((

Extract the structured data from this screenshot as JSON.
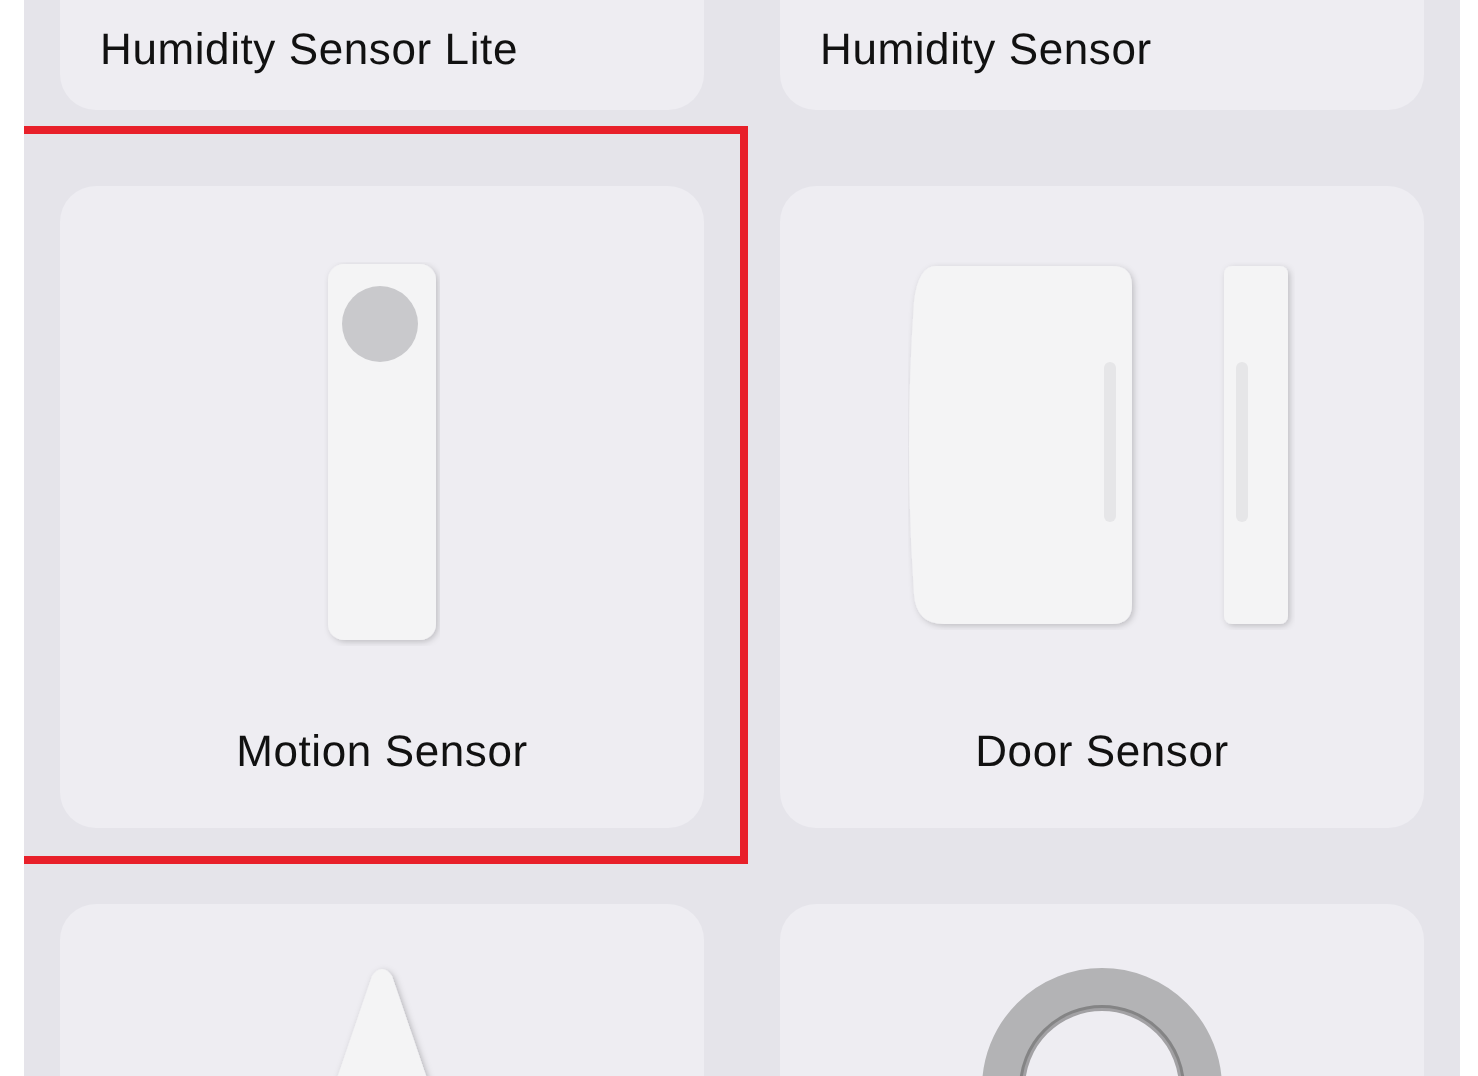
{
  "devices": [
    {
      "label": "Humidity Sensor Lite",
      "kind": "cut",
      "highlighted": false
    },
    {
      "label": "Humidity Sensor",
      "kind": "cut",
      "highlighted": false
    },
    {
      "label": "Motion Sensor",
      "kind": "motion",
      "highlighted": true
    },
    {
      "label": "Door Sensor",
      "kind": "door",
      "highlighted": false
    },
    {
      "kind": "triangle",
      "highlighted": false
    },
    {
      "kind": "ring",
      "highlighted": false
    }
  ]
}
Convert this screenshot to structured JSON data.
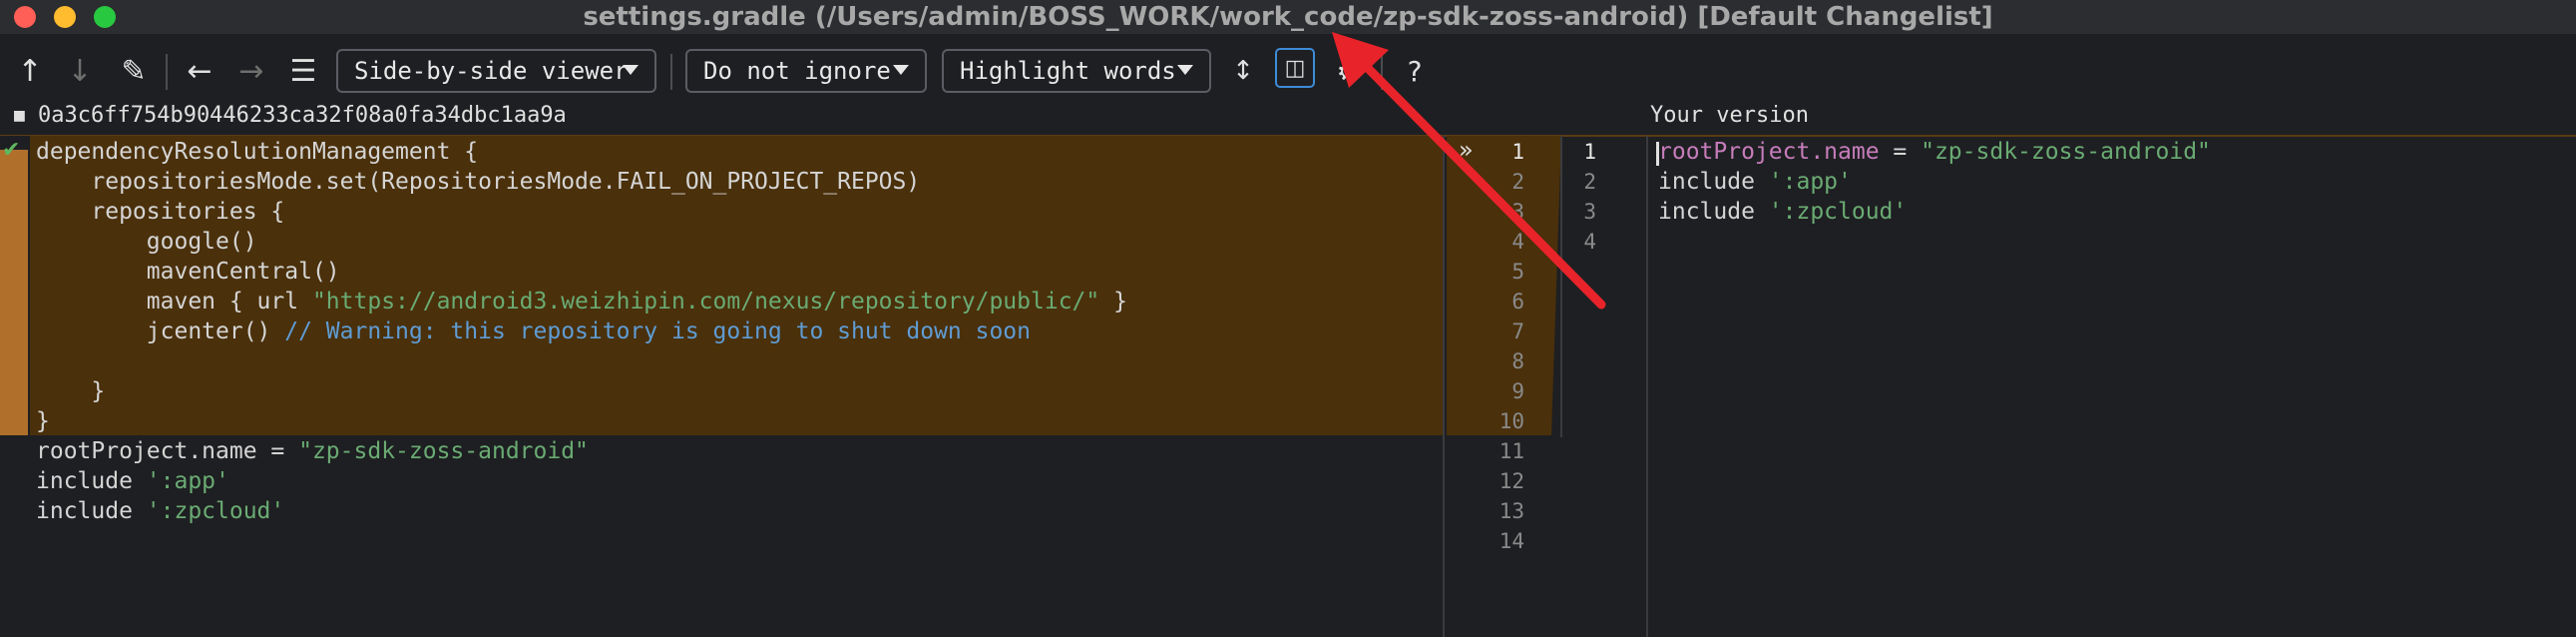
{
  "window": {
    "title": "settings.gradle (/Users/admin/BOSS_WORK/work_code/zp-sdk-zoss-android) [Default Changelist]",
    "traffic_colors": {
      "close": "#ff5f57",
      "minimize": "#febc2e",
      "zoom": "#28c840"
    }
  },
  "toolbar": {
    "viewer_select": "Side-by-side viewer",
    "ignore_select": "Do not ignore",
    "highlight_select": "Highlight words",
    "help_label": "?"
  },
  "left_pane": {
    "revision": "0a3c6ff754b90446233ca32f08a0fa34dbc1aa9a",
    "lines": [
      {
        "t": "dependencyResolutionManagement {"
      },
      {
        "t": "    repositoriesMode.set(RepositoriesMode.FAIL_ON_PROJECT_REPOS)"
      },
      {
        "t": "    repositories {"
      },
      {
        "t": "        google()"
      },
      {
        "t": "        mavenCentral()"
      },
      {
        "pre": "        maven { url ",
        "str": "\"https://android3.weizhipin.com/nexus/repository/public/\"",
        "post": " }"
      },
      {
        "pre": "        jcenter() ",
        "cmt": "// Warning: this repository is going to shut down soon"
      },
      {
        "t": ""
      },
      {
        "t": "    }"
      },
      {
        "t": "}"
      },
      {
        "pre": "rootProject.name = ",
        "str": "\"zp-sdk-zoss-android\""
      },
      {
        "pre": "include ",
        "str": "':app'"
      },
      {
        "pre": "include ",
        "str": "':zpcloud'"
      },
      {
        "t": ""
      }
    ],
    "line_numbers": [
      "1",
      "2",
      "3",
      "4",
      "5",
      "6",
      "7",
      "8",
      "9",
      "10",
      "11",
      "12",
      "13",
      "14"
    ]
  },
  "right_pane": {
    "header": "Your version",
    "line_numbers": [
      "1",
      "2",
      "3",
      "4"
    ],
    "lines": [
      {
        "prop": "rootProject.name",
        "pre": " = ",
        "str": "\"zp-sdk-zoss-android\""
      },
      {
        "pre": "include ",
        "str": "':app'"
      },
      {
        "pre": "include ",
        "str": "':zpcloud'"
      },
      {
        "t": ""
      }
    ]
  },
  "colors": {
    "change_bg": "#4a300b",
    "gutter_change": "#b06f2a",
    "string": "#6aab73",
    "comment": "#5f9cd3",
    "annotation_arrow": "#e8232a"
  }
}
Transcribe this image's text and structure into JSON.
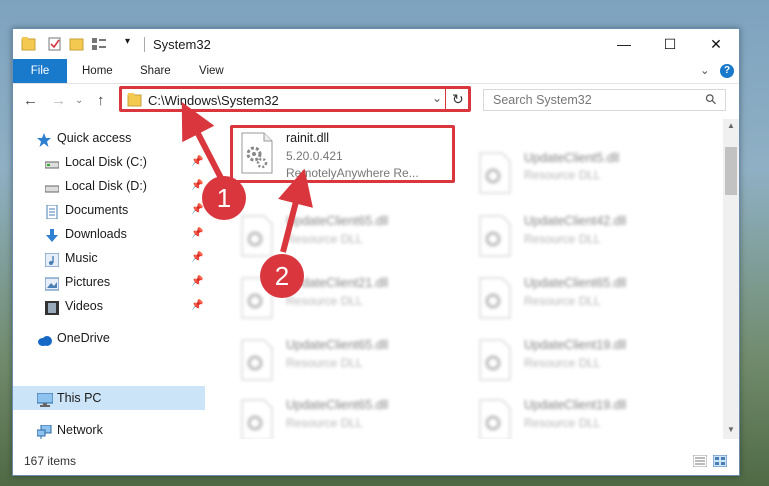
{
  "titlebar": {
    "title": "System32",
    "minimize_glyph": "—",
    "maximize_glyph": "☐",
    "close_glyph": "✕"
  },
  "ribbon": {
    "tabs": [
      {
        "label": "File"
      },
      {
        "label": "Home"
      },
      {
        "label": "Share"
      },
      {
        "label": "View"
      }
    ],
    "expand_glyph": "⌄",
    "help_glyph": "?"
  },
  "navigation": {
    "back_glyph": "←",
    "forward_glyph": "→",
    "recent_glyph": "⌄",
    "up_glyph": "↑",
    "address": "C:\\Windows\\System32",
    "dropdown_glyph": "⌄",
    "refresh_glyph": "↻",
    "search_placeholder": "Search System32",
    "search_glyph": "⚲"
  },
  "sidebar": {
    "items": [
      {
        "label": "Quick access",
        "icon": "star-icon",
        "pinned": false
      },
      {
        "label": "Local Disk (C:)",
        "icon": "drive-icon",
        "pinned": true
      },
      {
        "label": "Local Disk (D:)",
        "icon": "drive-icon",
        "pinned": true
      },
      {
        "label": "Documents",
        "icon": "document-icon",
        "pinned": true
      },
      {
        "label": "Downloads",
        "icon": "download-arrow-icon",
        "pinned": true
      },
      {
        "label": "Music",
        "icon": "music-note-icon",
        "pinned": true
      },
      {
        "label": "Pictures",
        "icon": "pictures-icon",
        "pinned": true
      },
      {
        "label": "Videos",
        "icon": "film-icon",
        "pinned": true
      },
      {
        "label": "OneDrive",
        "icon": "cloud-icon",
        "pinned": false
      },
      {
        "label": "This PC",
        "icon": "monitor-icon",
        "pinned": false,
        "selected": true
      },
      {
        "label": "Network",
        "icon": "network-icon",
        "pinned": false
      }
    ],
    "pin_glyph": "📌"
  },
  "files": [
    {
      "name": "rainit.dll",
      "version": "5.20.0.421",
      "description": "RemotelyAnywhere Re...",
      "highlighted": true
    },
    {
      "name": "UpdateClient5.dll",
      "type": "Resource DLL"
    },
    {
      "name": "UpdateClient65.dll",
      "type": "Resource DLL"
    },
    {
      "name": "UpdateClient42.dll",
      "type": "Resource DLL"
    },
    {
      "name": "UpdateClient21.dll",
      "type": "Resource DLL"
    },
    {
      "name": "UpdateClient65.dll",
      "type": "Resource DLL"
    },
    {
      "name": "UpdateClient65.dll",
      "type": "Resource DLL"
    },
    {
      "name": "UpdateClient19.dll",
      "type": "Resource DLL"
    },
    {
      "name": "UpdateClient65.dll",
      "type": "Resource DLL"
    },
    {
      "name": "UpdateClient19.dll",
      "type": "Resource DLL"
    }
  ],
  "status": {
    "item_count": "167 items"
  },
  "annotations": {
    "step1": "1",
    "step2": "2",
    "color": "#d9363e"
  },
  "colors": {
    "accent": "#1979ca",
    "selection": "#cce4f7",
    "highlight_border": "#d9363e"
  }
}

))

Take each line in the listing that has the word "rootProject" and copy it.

        "pre": "rootProject.name = ",
        "prop": "rootProject.name",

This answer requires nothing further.